I was excited to get into accelerated math. It meant I started high school math a year early in the eighth grade, which meant I could either take less math in high school or take one or two math courses for college credit. I was pretty sure I’d just take less math. There were so many other courses available that I wanted to take way more than math.
My dad was less than thrilled when I told him. Both my sisters had taken the same path, and he and Mom had learned some lessons through their experiences. Dad’s number one complaint: I would miss an entire unit on percentages.
“Ugh. Percentages. Why do I even need to know percentages? When will I ever use that in everyday life?”
Hasn’t every kid said that about at least one subject at some point? And it usually has something to do with not liking or not doing well in that subject.
Math wasn’t my favorite.
Mom reminded me I needed to know percentages to compare prices and figure out how much sale items would cost me. Dad started spewing all sorts of farming applications for which percentages are paramount.
He lost me. I loved living on the farm, but I wasn’t going to do all that figuring to plant and harvest.
“Can’t I just use a calculator for all that?”
Wrong answer.
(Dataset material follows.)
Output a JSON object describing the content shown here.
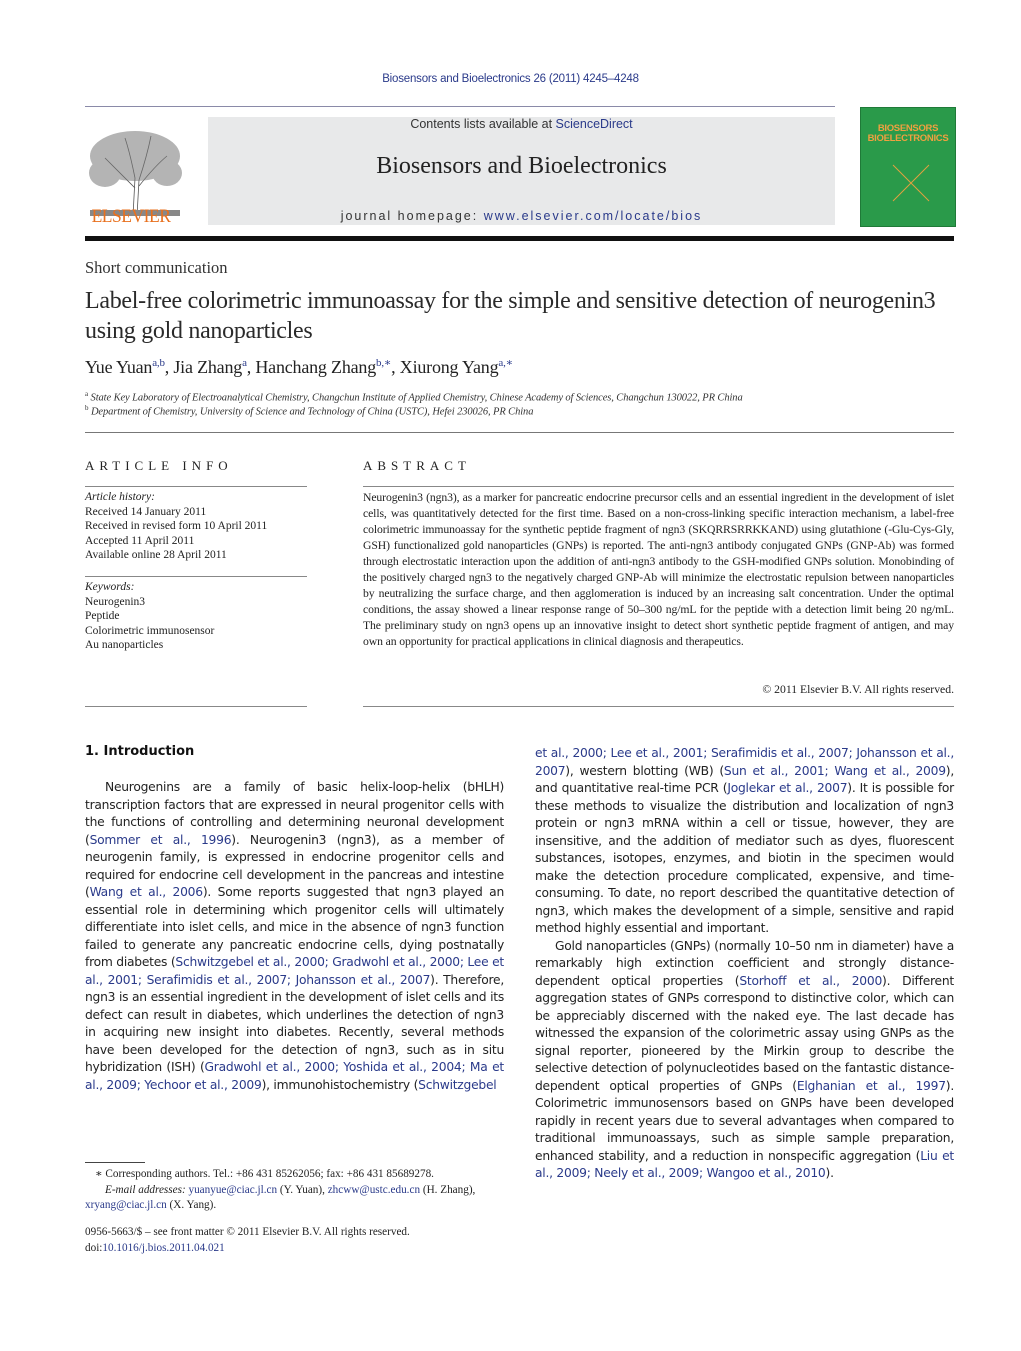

Dad insisted I needed to know how to find a percentage. I showed him how I could set up an equation to find it. Not good enough. He wanted me to figure it in my head.
I don’t know how we settled it. All I know is I got to take accelerated math, I still stink at percentages in my head, and anytime the topic came up, Dad acted exasperated with me, and I egged it on.
To Dad, math was practical, and he wanted me to be able to do practical things. It’s why he taught me basic tips on cars, household fixes, animal care, and so on. He called those everyday skills common sense. It wasn’t until I got older that I realized those skills are much less common than I thought.
I still try to keep my gas tank above half, because “it’s just as easy to keep it in the top half as the bottom half.”
I still carry extra gloves, hat, extra socks, and a blanket in the van during the winter, “just in case you need to stand outside or get help.”
I still go through a mental checklist of storm preparation, including making sure flashlights work, phones are charged, and any supplies I might need in an emergency are in a central location, so I don’t have to gather them later.
There are enough times when we get caught off guard. Many times, if we’re paying attention, we get some warning signs. At the very least, we can use common sense to be as prepared as possible.
It’s great advice, Dad, and it usually helps, even through this grief process. I was as prepared as I could be when you died, but it still catches me off guard at times. It’s not an easy fix, like filling up a tank of gas or changing the batteries in my flashlight. I can’t tell you the percentage of heartache I have today compared to yesterday. But I can see the possibilities of tomorrow. I can use what sense and skills I have to get through today.
Thanks for the preparation and the reminder, Dad.